%:
	dh $@ --with quilt
override_dh_quilt_patch:
	dh_quilt_patch
	[ -f bin/some_utility ] || mv bin/some_utility.pl bin/some_utility
override_dh_quilt_unpatch:
	[ -f bin/some_utility.pl ] || mv bin/some_utility bin/some_utility.pl
	dh_quilt_unpatch

README.source

As of Debian Policy version 3.8.0, packages that use a patch system, such as quilt, are required to have a debian/README.source file explaining how to generate the patched source, add a new modification, and remove an existing modification. A standard debian/README.source file is used for all packages maintained by the Debian Perl Group. The debian/README.source file looks like this:

This package uses quilt to manage all modifications to the upstream
source.  Changes are stored in the source package as diffs in
debian/patches and applied during the build.
 
See /usr/share/doc/quilt/README.source for a detailed explanation.

You can also use packagecheck -Q -c to generate the debian/README.source file.


Why quilt (versus other patch systems)


Tips and Tricks

Cleaner Patches

By default, quilt saves patches that look like the output from diff. This means they include timestamps for each changed file. quilt also preserves Index: lines, such as those generated by svn diff. However, patch doesn't need any of that data to apply the patch and it has the unfortunate side effect of causing every file header line of the patch to change each time someone runs quilt refresh.

To use the simplest headers in the patch, add:

    QUILT_DIFF_ARGS="--no-timestamps --no-index -pab"
    QUILT_REFRESH_ARGS="--no-timestamps --no-index -pab"

to ~/.quiltrc or set those variables in the environment if you prefer.
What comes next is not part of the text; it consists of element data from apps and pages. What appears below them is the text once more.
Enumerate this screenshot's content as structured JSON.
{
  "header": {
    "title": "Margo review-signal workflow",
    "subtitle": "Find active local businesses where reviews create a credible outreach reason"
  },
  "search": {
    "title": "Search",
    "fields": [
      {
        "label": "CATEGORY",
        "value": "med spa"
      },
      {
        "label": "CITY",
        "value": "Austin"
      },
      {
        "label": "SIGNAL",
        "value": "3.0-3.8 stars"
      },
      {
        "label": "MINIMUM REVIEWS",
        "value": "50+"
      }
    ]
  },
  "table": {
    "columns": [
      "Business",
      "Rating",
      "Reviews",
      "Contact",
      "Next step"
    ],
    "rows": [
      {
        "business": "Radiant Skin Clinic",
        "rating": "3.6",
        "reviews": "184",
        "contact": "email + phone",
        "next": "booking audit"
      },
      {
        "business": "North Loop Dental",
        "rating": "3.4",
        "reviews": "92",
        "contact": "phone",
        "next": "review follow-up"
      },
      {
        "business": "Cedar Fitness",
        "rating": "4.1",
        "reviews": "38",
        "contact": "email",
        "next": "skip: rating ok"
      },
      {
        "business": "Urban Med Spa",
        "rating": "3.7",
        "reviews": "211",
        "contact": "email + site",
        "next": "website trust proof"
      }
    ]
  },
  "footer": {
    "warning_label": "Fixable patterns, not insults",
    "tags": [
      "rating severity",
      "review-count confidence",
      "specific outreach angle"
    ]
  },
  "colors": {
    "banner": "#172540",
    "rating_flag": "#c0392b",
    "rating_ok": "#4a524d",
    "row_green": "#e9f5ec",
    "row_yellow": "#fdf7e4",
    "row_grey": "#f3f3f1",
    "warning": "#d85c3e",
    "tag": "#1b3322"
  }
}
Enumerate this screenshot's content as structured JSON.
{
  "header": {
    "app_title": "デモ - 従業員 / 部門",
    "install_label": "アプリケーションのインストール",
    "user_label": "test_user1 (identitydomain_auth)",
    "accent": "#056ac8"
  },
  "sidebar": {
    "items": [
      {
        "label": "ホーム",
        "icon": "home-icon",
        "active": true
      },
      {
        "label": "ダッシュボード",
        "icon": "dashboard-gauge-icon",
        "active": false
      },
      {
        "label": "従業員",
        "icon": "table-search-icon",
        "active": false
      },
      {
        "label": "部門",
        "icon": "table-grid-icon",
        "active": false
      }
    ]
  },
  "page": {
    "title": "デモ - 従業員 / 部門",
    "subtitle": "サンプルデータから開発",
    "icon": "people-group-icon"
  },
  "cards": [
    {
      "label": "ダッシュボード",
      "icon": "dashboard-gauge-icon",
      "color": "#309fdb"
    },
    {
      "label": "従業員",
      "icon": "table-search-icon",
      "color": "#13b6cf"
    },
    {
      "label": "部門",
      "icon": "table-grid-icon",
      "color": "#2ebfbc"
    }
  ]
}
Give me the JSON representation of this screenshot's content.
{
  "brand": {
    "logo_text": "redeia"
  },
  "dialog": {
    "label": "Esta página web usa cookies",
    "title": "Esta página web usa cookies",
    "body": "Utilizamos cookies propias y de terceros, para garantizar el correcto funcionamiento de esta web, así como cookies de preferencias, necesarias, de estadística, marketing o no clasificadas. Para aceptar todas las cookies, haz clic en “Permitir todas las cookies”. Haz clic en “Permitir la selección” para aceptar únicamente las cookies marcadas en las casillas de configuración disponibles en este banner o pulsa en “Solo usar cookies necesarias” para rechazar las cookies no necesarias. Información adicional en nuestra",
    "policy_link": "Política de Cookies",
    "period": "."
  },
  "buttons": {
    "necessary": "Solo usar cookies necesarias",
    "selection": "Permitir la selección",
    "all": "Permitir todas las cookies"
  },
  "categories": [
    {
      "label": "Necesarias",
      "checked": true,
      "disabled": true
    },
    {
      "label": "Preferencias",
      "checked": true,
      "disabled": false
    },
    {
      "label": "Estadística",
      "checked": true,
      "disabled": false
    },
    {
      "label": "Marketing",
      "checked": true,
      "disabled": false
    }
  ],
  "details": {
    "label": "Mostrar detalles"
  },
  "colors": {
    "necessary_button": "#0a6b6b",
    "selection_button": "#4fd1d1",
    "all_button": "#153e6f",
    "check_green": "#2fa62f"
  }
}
The next time you quilt refresh a patch, quilt will remove the extraneous information.

Unified Reject Files

If upstream has made a change that conflicts with a patch, one normally force-applies the patch (with quilt push -f patch) and then looks at the resulting *.rej file to see what part of the patch failed. By default, the *.rej file is a traditional context diff similar to the output of diff -c. If you're used to the output of diff -u, you can tell quilt to create unified context diffs for the *.rej files by putting:

    QUILT_PATCH_OPTS="--unified-reject-files"

in your ~/.quiltrc or by setting that variable in the environment.

Attention: --unified-reject-files was removed in patch 2.6.1-1. Having this option in ~/.quiltrc breaks quilt.


Version

$Id: quilt.pod 40966 2009-07-29 02:40:27Z jawnsy-guest $


Authors


Contributors


License and Copyright

Copyright (c) 2007-2011 by the individual authors and contributors noted above. All rights reserved. This document is free software; you may redistribute it and/or modify it under the same terms as Perl itself

Perl is distributed under your choice of the GNU General Public License or the Artistic License. On Debian GNU/Linux systems, the complete text of the GNU General Public License can be found in `/usr/share/common-licenses/GPL' and the Artistic License in `/usr/share/common-licenses/Artistic'.